Der Vasken's Sermon on February 17, 2019

Feb 19, 2019

In the name of the Father and of the Son and of the Holy Spirit.

We all know the story when Jesus fed 5,000 people with five loaves of bread and two fish.  It's one of the more well-known miracles of the Bible.  Well, right after that miracle, an interesting conversation takes place between Jesus and the people gathered around Him. In this conversation, which was read a moment ago, something interesting took place. 

It seems that, after He feeds the crowd of 5,000, the people were looking for more--more bread, more miracles and more of what He had to offer them.  Their bellies were filled and they were satisfied from the bread and fish but they were thinking about their next meal.  So Jesus pulls them into a conversation and encourages them to seek something deeper than the bread they just ate.  He calls it "The Bread from Heaven," "The Living Bread," "The Bread of Eternal Life."    The people heard Him but they didn't understand the meaning of His Words.  They thought that He was speaking about an endless supply of bread.

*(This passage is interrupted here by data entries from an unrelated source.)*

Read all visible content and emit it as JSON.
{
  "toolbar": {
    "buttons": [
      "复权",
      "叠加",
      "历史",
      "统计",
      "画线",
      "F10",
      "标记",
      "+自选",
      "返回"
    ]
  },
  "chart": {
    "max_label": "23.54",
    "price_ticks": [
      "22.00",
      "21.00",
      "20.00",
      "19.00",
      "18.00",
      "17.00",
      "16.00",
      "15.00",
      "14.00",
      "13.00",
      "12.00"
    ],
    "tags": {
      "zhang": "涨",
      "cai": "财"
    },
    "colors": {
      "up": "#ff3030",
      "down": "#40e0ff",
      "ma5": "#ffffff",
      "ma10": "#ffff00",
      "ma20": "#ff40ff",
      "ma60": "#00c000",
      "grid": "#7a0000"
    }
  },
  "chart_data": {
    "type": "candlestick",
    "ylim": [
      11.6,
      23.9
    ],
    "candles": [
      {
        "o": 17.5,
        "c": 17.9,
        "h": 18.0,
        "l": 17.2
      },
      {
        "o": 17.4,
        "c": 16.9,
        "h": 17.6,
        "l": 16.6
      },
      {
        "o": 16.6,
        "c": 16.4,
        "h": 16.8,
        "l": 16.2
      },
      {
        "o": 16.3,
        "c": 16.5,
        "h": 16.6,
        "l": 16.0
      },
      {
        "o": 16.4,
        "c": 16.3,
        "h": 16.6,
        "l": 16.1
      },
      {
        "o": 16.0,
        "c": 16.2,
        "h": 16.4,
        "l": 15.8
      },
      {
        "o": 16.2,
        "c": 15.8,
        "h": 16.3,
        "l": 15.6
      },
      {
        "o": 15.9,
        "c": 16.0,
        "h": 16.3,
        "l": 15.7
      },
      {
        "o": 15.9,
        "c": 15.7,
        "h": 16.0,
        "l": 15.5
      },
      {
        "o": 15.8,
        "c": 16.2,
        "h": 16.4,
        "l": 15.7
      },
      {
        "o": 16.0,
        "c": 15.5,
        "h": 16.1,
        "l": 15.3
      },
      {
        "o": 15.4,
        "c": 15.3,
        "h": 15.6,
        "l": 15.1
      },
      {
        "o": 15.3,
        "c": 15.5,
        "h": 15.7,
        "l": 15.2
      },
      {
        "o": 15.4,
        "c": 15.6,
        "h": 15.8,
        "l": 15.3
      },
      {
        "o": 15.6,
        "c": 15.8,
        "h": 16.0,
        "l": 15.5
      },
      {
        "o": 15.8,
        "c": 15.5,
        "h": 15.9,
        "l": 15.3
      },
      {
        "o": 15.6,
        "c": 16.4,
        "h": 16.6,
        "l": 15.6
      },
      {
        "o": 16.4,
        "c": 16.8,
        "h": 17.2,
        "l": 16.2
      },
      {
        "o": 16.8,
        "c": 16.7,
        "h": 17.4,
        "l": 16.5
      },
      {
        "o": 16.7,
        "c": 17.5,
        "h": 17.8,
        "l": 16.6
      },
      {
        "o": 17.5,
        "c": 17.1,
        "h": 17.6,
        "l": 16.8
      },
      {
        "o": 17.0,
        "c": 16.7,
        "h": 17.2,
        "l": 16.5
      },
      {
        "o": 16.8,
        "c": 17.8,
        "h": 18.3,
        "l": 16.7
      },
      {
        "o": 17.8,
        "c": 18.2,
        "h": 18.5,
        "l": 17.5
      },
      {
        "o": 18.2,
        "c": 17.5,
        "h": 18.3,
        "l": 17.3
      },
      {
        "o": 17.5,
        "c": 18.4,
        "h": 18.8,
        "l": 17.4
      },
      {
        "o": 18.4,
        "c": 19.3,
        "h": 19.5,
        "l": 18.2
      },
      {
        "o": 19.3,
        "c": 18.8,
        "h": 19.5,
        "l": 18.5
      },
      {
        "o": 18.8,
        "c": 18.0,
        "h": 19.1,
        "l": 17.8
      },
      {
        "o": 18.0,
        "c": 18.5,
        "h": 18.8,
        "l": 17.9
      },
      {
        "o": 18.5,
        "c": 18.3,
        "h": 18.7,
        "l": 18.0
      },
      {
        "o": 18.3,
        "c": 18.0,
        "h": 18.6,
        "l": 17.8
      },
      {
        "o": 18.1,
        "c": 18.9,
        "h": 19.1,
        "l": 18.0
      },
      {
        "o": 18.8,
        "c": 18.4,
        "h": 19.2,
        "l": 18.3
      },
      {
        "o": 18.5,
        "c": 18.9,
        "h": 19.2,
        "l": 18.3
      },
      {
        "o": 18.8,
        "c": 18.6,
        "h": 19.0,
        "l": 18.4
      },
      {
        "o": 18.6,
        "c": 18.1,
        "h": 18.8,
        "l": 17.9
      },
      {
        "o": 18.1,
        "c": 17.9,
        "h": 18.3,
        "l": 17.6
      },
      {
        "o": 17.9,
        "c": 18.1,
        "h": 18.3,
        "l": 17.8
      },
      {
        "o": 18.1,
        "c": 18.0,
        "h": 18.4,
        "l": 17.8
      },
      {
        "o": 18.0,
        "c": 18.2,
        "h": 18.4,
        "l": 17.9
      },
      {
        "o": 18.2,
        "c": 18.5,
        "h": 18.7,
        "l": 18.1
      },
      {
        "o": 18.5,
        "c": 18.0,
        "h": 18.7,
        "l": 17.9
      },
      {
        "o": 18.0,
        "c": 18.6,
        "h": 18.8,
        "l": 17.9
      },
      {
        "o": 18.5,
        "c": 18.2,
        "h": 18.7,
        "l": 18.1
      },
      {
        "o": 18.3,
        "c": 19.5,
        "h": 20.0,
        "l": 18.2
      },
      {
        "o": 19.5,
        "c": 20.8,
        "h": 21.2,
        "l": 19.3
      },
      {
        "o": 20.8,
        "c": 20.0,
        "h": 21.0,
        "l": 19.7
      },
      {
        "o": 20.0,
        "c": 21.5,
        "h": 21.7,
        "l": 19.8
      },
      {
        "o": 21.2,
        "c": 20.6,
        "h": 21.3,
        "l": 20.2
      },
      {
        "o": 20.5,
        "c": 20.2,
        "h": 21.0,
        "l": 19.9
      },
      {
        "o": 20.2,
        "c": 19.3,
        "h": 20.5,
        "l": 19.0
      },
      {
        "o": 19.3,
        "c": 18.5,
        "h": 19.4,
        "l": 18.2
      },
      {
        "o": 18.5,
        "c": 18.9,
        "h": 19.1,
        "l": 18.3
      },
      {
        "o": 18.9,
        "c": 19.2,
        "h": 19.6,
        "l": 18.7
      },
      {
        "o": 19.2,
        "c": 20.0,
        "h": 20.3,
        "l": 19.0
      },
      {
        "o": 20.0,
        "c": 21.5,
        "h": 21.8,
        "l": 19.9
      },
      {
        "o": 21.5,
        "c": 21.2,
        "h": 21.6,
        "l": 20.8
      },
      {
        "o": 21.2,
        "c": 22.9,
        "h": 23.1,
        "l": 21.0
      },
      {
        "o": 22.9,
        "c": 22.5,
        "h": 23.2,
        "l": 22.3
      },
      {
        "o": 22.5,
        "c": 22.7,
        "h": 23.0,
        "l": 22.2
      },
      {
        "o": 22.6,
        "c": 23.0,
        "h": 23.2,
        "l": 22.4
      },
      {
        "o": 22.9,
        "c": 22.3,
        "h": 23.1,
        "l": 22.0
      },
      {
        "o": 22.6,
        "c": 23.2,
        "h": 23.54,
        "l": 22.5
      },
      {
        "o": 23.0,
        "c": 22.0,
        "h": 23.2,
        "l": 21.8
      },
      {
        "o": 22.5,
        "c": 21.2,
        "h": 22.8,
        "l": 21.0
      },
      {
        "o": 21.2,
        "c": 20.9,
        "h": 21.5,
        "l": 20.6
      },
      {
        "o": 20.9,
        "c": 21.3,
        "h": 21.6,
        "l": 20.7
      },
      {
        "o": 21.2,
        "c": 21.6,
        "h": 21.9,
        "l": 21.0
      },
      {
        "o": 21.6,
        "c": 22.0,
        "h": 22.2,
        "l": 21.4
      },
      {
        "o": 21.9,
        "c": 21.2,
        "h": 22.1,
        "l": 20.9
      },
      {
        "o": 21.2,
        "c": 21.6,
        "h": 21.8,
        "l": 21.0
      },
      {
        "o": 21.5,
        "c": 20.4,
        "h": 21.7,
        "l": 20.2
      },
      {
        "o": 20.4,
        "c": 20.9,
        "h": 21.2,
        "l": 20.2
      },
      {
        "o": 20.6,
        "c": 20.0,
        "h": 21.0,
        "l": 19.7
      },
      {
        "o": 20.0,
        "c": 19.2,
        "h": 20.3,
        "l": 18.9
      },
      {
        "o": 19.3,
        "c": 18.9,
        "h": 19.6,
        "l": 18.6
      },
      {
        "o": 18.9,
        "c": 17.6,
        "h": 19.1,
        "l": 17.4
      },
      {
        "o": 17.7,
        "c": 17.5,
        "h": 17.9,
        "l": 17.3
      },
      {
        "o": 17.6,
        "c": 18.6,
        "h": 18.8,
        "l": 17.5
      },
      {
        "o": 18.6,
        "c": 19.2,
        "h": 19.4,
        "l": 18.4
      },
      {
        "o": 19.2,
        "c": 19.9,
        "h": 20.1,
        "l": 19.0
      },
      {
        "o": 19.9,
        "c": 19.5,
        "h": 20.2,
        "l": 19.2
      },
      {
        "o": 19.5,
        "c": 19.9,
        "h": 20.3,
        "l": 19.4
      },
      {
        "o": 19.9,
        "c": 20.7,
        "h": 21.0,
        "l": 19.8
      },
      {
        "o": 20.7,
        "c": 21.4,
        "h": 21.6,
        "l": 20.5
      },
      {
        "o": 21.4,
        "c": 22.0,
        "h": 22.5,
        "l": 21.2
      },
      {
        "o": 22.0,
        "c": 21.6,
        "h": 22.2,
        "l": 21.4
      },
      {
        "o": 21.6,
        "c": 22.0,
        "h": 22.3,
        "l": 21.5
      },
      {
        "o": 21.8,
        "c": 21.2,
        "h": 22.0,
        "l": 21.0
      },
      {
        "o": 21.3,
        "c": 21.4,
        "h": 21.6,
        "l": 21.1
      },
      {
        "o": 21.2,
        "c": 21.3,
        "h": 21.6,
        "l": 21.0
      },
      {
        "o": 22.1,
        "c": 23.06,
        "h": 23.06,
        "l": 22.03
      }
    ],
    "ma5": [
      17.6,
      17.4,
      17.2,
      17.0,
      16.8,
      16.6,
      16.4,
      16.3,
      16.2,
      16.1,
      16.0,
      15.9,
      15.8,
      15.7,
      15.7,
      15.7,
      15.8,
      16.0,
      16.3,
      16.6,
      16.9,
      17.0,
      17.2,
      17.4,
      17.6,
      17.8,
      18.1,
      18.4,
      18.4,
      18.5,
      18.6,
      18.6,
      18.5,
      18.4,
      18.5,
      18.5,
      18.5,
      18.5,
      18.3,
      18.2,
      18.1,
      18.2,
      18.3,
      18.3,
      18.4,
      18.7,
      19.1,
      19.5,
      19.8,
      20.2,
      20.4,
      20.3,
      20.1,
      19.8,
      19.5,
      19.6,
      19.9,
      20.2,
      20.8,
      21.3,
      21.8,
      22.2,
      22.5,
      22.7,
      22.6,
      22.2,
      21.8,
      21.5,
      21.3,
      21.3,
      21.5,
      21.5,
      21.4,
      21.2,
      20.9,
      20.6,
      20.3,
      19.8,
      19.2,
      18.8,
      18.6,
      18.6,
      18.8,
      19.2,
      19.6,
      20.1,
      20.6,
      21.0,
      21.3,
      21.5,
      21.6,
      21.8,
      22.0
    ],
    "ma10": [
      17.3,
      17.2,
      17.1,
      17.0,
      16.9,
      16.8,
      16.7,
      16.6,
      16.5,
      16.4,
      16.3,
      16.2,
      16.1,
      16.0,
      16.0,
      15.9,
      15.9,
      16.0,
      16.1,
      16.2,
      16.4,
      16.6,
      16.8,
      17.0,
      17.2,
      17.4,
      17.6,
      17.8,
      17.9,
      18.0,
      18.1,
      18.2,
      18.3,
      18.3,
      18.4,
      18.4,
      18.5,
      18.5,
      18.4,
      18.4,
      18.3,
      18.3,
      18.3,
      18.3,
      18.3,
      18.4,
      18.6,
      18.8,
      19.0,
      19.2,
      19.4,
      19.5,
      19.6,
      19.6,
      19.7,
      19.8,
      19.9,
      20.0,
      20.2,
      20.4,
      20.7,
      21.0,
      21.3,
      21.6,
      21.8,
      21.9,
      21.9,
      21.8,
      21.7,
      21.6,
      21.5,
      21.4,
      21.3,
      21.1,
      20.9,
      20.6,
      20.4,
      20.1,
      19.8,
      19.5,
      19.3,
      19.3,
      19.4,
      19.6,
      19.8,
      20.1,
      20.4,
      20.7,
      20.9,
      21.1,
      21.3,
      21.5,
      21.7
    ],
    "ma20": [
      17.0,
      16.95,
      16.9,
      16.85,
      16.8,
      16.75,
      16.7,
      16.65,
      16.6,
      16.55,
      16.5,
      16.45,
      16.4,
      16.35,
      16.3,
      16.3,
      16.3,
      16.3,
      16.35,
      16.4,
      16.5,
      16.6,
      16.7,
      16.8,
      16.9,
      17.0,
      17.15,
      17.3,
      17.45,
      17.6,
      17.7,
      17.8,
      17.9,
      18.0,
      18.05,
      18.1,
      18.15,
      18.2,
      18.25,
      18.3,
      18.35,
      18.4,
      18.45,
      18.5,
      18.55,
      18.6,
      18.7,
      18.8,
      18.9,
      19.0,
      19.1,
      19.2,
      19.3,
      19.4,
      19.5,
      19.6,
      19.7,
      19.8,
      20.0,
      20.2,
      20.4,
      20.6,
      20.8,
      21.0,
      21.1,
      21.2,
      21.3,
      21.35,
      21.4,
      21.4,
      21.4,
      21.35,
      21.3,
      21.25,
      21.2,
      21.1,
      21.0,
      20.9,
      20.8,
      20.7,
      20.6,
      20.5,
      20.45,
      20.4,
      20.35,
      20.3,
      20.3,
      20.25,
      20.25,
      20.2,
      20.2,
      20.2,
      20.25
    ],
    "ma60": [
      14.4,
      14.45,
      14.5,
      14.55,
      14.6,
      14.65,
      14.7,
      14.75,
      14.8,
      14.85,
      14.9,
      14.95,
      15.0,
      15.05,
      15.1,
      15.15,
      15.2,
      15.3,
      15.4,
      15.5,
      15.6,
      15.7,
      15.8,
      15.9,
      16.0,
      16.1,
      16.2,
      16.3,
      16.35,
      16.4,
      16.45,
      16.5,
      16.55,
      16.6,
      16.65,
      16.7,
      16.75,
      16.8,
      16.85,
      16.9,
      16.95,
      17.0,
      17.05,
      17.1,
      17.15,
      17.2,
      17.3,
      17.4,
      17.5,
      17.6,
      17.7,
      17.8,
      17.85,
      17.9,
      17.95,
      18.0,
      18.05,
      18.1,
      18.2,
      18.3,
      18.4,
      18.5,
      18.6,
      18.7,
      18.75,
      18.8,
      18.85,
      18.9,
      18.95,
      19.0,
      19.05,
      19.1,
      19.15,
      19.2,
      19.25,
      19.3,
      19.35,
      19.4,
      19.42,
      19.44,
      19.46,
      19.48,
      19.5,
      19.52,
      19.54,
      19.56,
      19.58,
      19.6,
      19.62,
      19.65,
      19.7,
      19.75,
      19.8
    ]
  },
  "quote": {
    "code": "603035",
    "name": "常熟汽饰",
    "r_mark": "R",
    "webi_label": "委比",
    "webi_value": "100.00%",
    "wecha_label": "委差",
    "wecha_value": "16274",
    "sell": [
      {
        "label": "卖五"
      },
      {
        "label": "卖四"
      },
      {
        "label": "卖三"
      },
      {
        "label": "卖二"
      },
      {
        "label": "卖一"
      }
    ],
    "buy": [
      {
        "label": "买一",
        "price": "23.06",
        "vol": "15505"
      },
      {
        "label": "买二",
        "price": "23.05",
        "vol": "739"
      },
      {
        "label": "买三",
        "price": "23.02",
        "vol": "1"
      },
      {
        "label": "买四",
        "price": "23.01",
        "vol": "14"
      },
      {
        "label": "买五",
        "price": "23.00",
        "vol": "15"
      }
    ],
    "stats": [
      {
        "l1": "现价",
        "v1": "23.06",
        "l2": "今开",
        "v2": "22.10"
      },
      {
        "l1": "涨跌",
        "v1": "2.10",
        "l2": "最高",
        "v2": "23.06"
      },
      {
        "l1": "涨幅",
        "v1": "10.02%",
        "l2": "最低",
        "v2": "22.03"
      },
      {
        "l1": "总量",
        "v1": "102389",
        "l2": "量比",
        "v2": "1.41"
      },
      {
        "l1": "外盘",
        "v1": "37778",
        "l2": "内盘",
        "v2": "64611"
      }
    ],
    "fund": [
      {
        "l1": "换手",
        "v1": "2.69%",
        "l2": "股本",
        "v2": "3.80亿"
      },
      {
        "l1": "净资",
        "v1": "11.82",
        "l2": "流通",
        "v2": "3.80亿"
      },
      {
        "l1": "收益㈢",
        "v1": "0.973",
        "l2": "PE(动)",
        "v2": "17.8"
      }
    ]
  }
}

In biblical days these people thought that might mean any number of breads:  corn bread or flat bread or even an oat-like bread.  Tomorrow would be another day and so they were looking for a way to fill their hunger tomorrow.  Would there be bread available to them to fill their stomachs tomorrow?  But to their astonishment, Jesus tells them that He Himself is that "Living Bread"--the "True Bread from Heaven."  And now they are completely confused.

  • He redirects their thinking.
  • He is offering them "The Bread of Life."
  • He offers them eternal life.
It's the Bread that comes from God.  It's the Bread that will satisfy the part of them that will outlive their bodies.  That Bread is freely given to anyone who seeks it.  It's given to us in both the Bible and in the Badarak (the Eucharist, the Divine Liturgy).  He offers us the Bread that we need not just for today or for tomorrow, but for every day and on into our eternal lives.  The people were speaking about the body, but Jesus was speaking about the soul.

I think we will all agree that, today more than ever before, because of their iPhones, IPads and WiFi everywhere, people are barraged with messages of how they should look on the outside.  And so after being fed this message for so long, for many people it's more important  to look good than to live a good life.  Countless sums of money are spent every year on diets, on fitness centers, on cosmetics and plastic surgery.  Everyone has the right to spend their money on whatever they so choose.  That's their decision.  No debating that.  Spending our funds and time to keep ourselves healthy is something we should all be doing.  But Jesus is giving us a very clear message here today.  Don't ignore the health of your soul.  He is telling us that the health of our soul should be of more concern to us than even our bodies.

If we were to take a person and provide him or her with all their physical and material needs and provide them with all the food and shelter they would ever want, it wouldn't be long before they felt dissatisfied or unfulfilled because nothing material can satisfy our need for God.  Our souls need God in order to grow and in order to thrive.  We may find temporary substitutes to fill these needs, but our real needs can only be satisfied by God.  

To put it simply, the soul needs God and the body needs food.  The soul needs "The Bread of Heaven" and the body needs the five loaves of bread and two fish.  Think about it for a second.  If bodily hunger is not met, people tend to turn to junk food or anything else they can find to fill their immediate hunger.  The same is true for the soul.  Without the True God, people seek gods in other people and other things around them only to be disappointed.

In the celebration of the Badarak, Jesus gives us Bread for the soul.

  • It's the Bread that will not disappoint.
  • It's the Bread of Life.
  • It's the Bread that comes from Heaven.
  • It's the Bread that will feed our needs well after tomorrow.
  • It's the Bread of eternal life.
  • And it's our Holy of Holies as we say in the Badarak.
Just as He taught and fed those 5,000 people along that mountainside so many years ago, He teaches and feeds us today at every Badarak.  The Badarak is where Christ speaks to us as the Church and as a community and as individuals.  Through the Badarak we can be renewed with a fresh way of thinking and dealing with the world around us.

So today through a conversation that took place over 2,000 years ago, Christ gives us "The Bread of Life" and "The Bread of Life" feeds the real hungers of the soul. Today, because of this Bible reading, which is also "The Bread of Life" and "The Bread of Heaven," we have a chance to think about our personal relationship with Christ.  Consider these questions:

  • Is Christ the Bread my life needs?
  • Or is the world fulfilling my needs?
And when He speaks to me, do I really hear him or do I hear only what I want to hear?  Something we could all benefit from thinking about.
  • Is Christ the Bread my life needs?
  • Or is the world fulfilling my needs?